A Boston police officer pleaded guilty Thursday to sending a fake $790 traffic ticket to a man following a road rage incident that happened in March 2019.
Other officers criticized 37-year-old Christopher Curtis for abusing his power by writing a false ticket and a threatening note to the unnamed driver.
Though he was scheduled to go to trial on Monday, he instead pleaded guilty to six charges including forgery, false report by a public employee, obtaining criminal offender record information under false pretenses, witness intimidation and more, Suffolk District Attorney Kevin R. Hayden said in a statement.
As part of his guilty plea, Curtis will serve one year of probation and will have to pay the victim $525 to make up for the money he spent fighting the phony ticket. The convictions have been reported to the Public Employee Retirement Administration Commission, so his retirement benefits might also be affected, according to Hayden.
Court records obtained by WCVB-TV outlined the 2019 incident. The unnamed man said he was driving on Interstate 93 South when a white Toyota Tundra pickup truck approached the back of his car. He said he did not see what the driver looked like, but noted its front grill was missing.
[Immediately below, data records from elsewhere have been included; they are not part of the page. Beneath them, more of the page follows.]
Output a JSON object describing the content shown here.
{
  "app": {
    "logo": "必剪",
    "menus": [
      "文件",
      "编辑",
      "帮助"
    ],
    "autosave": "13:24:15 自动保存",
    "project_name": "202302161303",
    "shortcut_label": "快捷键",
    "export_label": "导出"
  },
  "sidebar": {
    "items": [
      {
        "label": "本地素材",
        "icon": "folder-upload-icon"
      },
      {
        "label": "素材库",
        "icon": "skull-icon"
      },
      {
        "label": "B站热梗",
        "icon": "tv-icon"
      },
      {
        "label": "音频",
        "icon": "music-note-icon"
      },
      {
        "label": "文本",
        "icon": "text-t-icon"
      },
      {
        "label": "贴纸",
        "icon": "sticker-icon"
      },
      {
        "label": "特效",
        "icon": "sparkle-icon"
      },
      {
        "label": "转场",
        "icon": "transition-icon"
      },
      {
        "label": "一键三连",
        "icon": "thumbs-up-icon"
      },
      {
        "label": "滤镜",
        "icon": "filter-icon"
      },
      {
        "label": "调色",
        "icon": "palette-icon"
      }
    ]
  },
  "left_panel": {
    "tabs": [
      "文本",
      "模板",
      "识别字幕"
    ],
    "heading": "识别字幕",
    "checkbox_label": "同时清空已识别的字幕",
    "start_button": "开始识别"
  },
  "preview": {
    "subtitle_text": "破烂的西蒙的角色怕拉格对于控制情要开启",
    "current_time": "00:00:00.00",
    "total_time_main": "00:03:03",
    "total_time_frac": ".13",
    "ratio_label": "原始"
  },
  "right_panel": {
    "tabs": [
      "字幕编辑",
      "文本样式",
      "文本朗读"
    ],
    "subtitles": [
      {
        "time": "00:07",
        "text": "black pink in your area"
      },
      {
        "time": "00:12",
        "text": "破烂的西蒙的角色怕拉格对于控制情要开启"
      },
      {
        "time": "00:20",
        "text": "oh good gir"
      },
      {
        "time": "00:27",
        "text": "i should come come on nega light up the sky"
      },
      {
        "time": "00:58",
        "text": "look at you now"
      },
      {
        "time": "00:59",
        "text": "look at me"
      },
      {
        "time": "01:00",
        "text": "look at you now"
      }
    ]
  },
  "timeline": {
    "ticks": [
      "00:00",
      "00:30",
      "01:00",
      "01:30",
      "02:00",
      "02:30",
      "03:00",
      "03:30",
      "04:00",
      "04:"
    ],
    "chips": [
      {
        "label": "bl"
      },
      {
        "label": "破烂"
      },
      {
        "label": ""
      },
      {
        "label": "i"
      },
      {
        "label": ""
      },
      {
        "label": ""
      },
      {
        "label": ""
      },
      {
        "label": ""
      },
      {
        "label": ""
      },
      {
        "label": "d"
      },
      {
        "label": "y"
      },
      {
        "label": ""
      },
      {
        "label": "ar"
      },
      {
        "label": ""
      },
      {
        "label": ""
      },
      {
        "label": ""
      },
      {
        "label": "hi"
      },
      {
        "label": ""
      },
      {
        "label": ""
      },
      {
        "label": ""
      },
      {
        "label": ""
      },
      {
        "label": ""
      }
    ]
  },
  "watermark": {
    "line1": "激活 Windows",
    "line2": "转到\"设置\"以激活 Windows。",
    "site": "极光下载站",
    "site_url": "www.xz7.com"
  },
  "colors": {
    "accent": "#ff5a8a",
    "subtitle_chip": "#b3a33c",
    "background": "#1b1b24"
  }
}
In the documents, the man then described how the driver of the truck honked at him, merged into the lane to the right of him and veered to the left of him, which almost forced him into the median barrier.
According to WCVB, the man received the $790 traffic ticket with the handwritten note a week later. The note said the officer had watched the driver “go in and out of traffic,” adding he “tried pushing my truck off the road just to get into the left lane.”
“Clocked you going over 90 in a 65. I have a 6 min. video of you driving like an a– hat, and pulled up next to you and took your picture. Try fighting this…I dare you,” the note continued, adding, “Hope it was worth it. See you in court.”
The man appealed the ticket, which had been written using a fake officer identification number, WCVB reported. After an investigation found Curtis signed out the book that was used to write the ticket and was the one who ran the man’s plates and owned a white Tundra with a missing front grill, Curtis admitted to writing the ticket, but said it was a “joke for another officer,” according to the court documents.
Hayden said in a statement that when officers like Curtis abuse their authority, they must be held accountable to maintain the community’s belief in them.
“The public puts their trust in members of law enforcement with the expectation that they will use the power and authority of their position for the protection and betterment of the communities they are sworn to serve,” he said.
The Boston Police Department did not immediately respond to Newsweek’s request for comment.